# [EXERCISE INSTRUCTIONS]
Among the lines below, how many have the word "later"? The reply is that number alone.

Top of RECORDS SUPPLIED

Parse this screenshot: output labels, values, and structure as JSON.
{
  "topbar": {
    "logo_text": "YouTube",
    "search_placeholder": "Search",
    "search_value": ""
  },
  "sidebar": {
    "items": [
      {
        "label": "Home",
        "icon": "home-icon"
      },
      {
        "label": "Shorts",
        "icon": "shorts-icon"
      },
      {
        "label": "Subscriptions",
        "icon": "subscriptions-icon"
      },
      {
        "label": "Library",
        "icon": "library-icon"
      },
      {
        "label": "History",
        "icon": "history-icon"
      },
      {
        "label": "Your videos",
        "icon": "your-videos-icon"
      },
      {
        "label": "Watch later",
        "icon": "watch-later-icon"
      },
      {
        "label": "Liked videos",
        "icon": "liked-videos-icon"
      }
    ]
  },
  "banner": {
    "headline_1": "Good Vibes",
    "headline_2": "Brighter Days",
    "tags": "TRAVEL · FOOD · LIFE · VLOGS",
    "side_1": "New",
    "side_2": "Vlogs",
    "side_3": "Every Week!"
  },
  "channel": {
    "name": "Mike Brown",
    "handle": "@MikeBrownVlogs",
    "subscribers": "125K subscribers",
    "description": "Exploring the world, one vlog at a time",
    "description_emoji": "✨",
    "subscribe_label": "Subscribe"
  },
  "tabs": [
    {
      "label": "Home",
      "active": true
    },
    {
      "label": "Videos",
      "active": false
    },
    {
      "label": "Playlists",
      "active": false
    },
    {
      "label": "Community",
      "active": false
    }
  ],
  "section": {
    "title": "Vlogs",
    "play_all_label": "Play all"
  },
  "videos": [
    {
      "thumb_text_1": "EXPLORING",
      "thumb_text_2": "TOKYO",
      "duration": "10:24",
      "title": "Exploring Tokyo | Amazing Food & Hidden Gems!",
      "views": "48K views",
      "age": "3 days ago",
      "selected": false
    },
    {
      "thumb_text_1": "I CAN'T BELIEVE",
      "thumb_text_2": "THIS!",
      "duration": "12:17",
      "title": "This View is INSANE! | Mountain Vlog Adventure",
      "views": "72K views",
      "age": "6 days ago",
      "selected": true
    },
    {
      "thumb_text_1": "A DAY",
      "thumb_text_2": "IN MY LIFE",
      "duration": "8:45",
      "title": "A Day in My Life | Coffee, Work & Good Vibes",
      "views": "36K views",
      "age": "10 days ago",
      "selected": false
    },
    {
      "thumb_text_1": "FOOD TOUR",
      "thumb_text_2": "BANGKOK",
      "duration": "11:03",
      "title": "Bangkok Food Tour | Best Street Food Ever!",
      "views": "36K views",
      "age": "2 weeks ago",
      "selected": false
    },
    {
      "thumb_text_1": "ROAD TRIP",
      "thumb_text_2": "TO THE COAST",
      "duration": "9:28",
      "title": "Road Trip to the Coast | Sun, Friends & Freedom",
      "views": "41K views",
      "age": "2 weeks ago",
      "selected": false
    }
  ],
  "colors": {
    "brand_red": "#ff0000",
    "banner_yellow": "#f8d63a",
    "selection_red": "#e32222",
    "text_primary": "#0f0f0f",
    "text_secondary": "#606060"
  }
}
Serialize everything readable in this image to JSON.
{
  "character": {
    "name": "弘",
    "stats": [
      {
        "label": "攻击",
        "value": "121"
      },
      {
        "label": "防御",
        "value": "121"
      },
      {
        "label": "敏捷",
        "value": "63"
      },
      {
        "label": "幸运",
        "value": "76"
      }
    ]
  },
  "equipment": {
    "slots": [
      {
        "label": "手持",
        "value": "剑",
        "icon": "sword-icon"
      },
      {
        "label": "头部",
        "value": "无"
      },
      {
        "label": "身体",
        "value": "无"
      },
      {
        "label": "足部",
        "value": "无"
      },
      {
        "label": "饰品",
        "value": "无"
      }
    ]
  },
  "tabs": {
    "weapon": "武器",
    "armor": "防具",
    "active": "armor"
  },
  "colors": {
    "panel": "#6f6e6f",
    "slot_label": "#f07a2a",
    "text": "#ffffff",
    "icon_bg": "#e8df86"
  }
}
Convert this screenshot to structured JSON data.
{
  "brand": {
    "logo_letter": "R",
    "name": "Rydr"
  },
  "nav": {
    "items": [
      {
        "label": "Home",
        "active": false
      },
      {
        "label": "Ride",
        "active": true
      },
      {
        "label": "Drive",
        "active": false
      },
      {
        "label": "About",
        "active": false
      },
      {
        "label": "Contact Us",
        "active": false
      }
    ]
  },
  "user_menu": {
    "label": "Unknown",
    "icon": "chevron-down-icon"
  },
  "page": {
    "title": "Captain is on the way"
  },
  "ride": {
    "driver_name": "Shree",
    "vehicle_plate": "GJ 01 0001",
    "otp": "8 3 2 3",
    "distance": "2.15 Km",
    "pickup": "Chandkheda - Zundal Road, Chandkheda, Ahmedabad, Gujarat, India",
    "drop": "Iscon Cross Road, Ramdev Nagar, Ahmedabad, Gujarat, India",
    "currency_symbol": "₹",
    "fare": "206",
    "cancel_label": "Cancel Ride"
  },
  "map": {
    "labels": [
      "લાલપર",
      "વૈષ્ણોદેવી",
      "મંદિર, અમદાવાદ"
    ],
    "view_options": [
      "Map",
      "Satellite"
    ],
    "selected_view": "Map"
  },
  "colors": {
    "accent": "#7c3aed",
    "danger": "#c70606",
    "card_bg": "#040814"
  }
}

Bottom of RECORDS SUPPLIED

# [RESULT OF THIS EXERCISE]
2